Tag - European Commission
The probe by the European Commission into Apple's tax arrangements may come to an end soon, possibly next month, according to one official. Irish finance minister Michael Noonan believes the Commission could offer its ruling in July, one that will decide the legality of Apple's movements of funds through specific countries to avoid paying high amounts of tax, as well as other arrangements beneficial to the company provided by EU member states.
Governments should be more mindful of "sharing economy" services and must try to avoid banning them, according to draft guidelines created by the European Commission. European Union member states should be mindful of implementing restrictions on online services such as Airbnb and Uber, with the commission warning rules that work against these types of companies should be justifiable, and also proportionate to the public interest.
The European Commission has published a new proposal that would force streaming media services to invest in content created in Europe, alongside other video-related rule changes that would affect services including YouTube, Netflix, Amazon Instant Video, and others. Initially leaked last week, the directive would require online streaming services to ensure at least 20 percent of its catalog provided to European subscribers is made up of European-origin content.
The European Union's anti-trust agency, the European Commission, has officially launched an investigation against Alphabet and Google about anti-competitive behavior in the Android operating system. The regulatory agency claims that Google violated anti-trust laws by "requiring manufacturers to pre-install Google Search and Google's Chrome browser and requiring them to set Google Search as default search service on their devices" in addition to "preventing manufacturers from selling smart mobile devices running on competing operating systems based on the Android open source code."

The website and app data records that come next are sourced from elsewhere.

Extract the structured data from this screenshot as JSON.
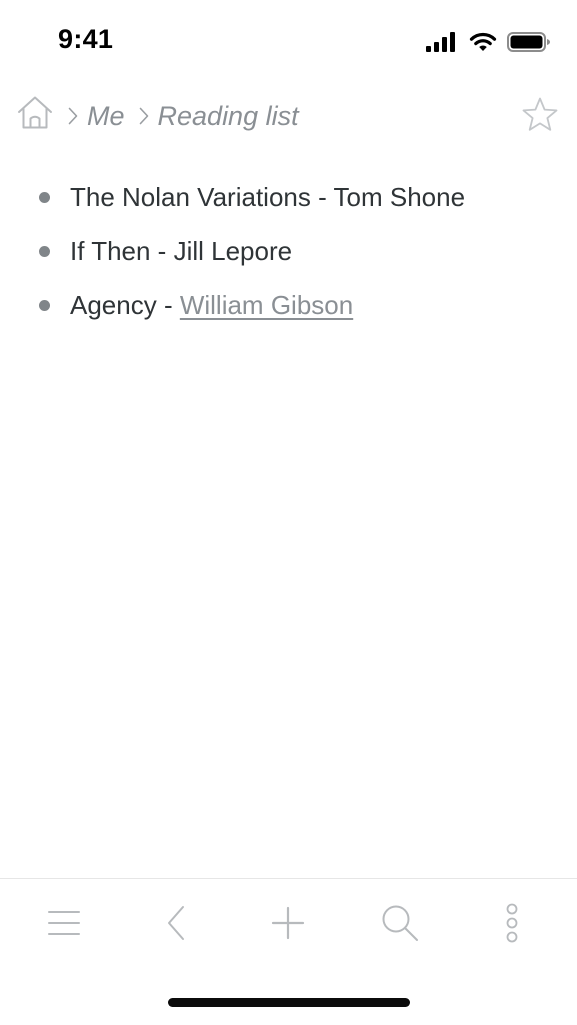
{
  "status_bar": {
    "time": "9:41",
    "signal_icon": "cellular-signal-icon",
    "wifi_icon": "wifi-icon",
    "battery_icon": "battery-icon"
  },
  "breadcrumb": {
    "home_icon": "home-icon",
    "separator_icon": "chevron-right-icon",
    "items": [
      {
        "label": "Me"
      },
      {
        "label": "Reading list"
      }
    ],
    "favorite_icon": "star-icon"
  },
  "reading_list": {
    "items": [
      {
        "text": "The Nolan Variations - Tom Shone"
      },
      {
        "text": "If Then - Jill Lepore"
      },
      {
        "prefix": "Agency - ",
        "link": "William Gibson"
      }
    ]
  },
  "toolbar": {
    "buttons": [
      {
        "icon": "menu-icon"
      },
      {
        "icon": "back-icon"
      },
      {
        "icon": "plus-icon"
      },
      {
        "icon": "search-icon"
      },
      {
        "icon": "more-vertical-icon"
      }
    ]
  },
  "colors": {
    "text": "#2f3437",
    "muted": "#8a8f94",
    "bullet": "#808589",
    "icon": "#b7babd"
  }
}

Apple will not be able to stop the European Union's investigation into whether or not it has paid the correct amount of tax on the continent if it moved all of its funds from overseas to the United States, EU competition commissioner Margrethe Vestager has advised. The investigation, which has taken place against a number of companies accused of abusing tax laws across a number of countries to minimize taxes paid, will continue regardless of Apple's actions.
The European Union's competition chief has warned reporters "Don't hold your breath" for a quick ruling concerning Apple's Irish tax affairs. Speaking in Brussels, Margarethe Vestager was "warning" anyone expecting a result in the investigation anytime soon that they may have to wait for longer, as the European Commission continues its thorough examination into how major tech companies move funds around to minimize how much tax they pay.
A draft framework that would dictate how the privacy of European Union citizens can be protected when data is passed to the United States for processing has been published by the European Commission (EC) and the Department of Commerce (DoC). The EU-US Privacy Shield, created to replace the struck-down Safe Harbor framework, is meant to "protect the fundamental rights of Europeans where their data is transferred to the United States" for commercial and governmental purposes.
Following a meeting by Apple CEO Tim Cook with the head of the antitrust investigation against Ireland on behalf of the European Commission, Apple's CFO has told London's Financial Times that should Ireland be found guilty of giving companies like Apple "special state aid," Apple should owe nothing in back taxes. The crux of remarks by Luca Maestri is that Apple did not receive any special deal from Ireland, but if Ireland illegally lowered its tax rate to benefit corporations, it is the state -- and not the companies that benefitted from the lower rate -- that should pay any penalties.
Apple has received some unexpected support from the outspoken Mayor of London, concerning its European tax investigation. Mayor Boris Johnson wrote in defense of Apple's attempts to pay as little tax as possible on its European earnings, suggesting it is only following the rules of the tax systems across the continent to its advantage, and that the European Commission shouldn't be trying to fix something that the Irish government intended to happen.
Apple CEO Tim Cook has spent the past couple of days in Europe, where he met with the head of the European Commission's antitrust division as well as Pope Francis at the Vatican in a brief private meeting. On Thursday, Cook met with Margrethe Vestager, the antitrust chief, presumably to reiterate the company's innocence in the Irish tax scandal that could conceivably result in Apple owing billions in back taxes, despite the fact that Ireland's politicians appear to be the guilty party. Cook also met with some Italian developers as Apple opened a new development center in the country.